At the exact moment of loss, our grief immediately begins forming by absorbing substance from our experiences, personality, and the very important events surrounding the loss itself. Before we know it, the locomotive has gained momentum and we are riding first class on a trip down paths never seen by anyone else. The valleys and mountain views provide a sorrowful cadence of messages that are merely echoes of our own soul. We may feel out of control as this locomotive seemingly pushes on as we are forced to witness and experience wherever it takes us. But we are in fact creating the uncharted train track journey. We obviously did not chose grief to come upon us, but the events thereafter are completely chiseled by us. Everyone’s path of echoes is different and likely carries on for a while before gaining insight into the deeply rooted parts of the soul. These are the areas of our life where we find our deepest longings, desires, hopes, dreams, joys, and pains.
With time, grief can become beautiful and purposeful as we begin to learn about ourselves, others, and the world around us. The person of our loss develops into a delicate flower that blooms by the hour and what was once tragic slowly turns majestic and honorable. Down the path of echoes come restoration, hope, and opportunity. What has seemed so dark and scary can turn colorful and meaningful. What has been lost finds a way to be part of our identity and it lives on as we share our healing stories.

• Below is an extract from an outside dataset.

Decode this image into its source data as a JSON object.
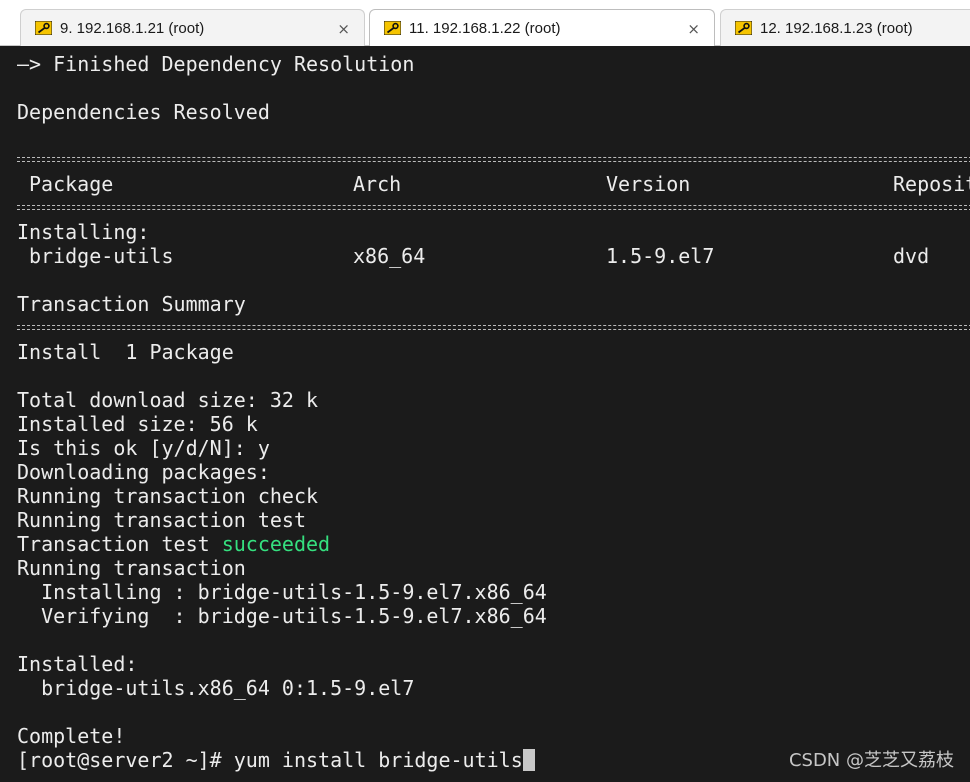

Although grief is extremely difficult to bear, when matched with perseverance it can lead to a fruitful life and a stronger faith. For many, it can become a maturing period or a time of reformation of the soul. Surely nobody would wish for grief upon another, but in experiencing the reality that death is likely to penetrate our life experiences, it is awesome how different we can be after surviving its sting.

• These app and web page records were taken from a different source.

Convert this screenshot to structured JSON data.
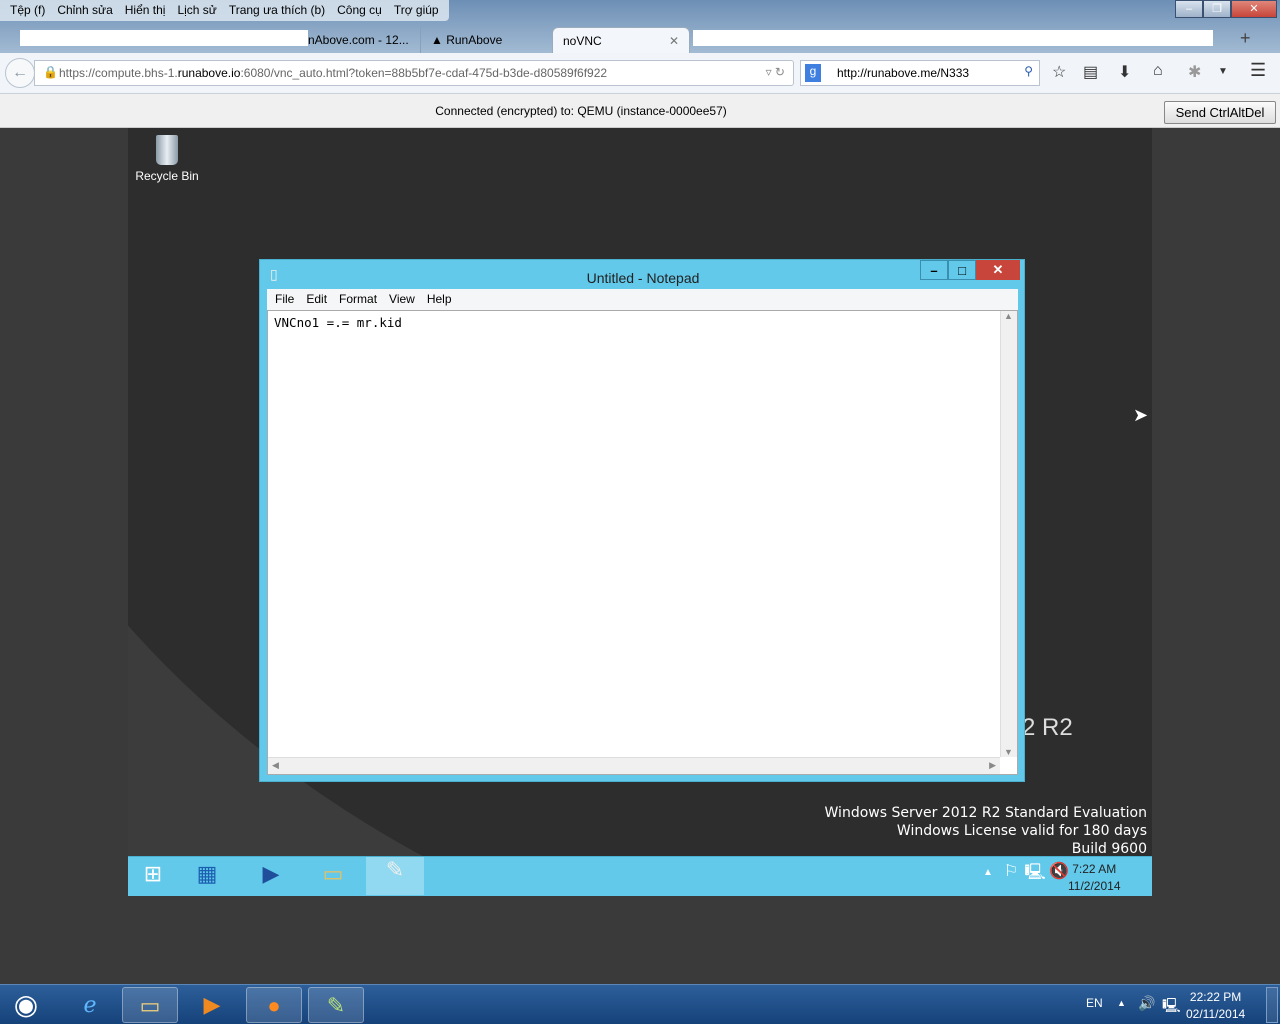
{
  "browser": {
    "menu": [
      "Tệp (f)",
      "Chỉnh sửa",
      "Hiển thị",
      "Lịch sử",
      "Trang ưa thích (b)",
      "Công cụ",
      "Trợ giúp"
    ],
    "tabs": [
      {
        "label": "nAbove.com - 12..."
      },
      {
        "label": "RunAbove"
      },
      {
        "label": "noVNC",
        "active": true
      }
    ],
    "new_tab": "+",
    "url_prefix": "https://compute.bhs-1.",
    "url_host": "runabove.io",
    "url_rest": ":6080/vnc_auto.html?token=88b5bf7e-cdaf-475d-b3de-d80589f6f922",
    "search_value": "http://runabove.me/N333"
  },
  "novnc": {
    "status": "Connected (encrypted) to: QEMU (instance-0000ee57)",
    "send_ctrlaltdel": "Send CtrlAltDel"
  },
  "remote": {
    "recycle_bin": "Recycle Bin",
    "r2_fragment": "2 R2",
    "watermark": [
      "Windows Server 2012 R2 Standard Evaluation",
      "Windows License valid for 180 days",
      "Build 9600"
    ],
    "clock_time": "7:22 AM",
    "clock_date": "11/2/2014"
  },
  "notepad": {
    "title": "Untitled - Notepad",
    "menu": [
      "File",
      "Edit",
      "Format",
      "View",
      "Help"
    ],
    "content": "VNCno1 =.= mr.kid"
  },
  "host_taskbar": {
    "lang": "EN",
    "clock_time": "22:22 PM",
    "clock_date": "02/11/2014"
  },
  "colors": {
    "win8_accent": "#62c9ea",
    "close_red": "#c7453a"
  }
}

The longer I have experienced my own soul’s echoes, the more in touch I have become with those grieving around me. There is a network of people sharing in the one common experience of loss. As each one gains insight and boldness, the whole of the grieving world is lifted. As you journey down your very own path of echoes know that you are not alone. There is purpose and hope still for your life and even for the loved one you have lost. Somehow the character and presence of those we have lost manages to adopt a place in our soul that with time brings a radiant mix of joyful colors. Each step forward, every tear dropped, and all resounding messages describing the elements of our grief are now creating a very powerful testimony of something even greater.
Losing my two children was terribly awful, traumatic, and painful, but I have found hope and meaning in the love of Jesus. He has taught me that there is hope in death because He died for me and there is a place to dwell for eternity with God. The death of my precious children is now becoming a platform for me to share of God’s greatness and the hope that is found in Him.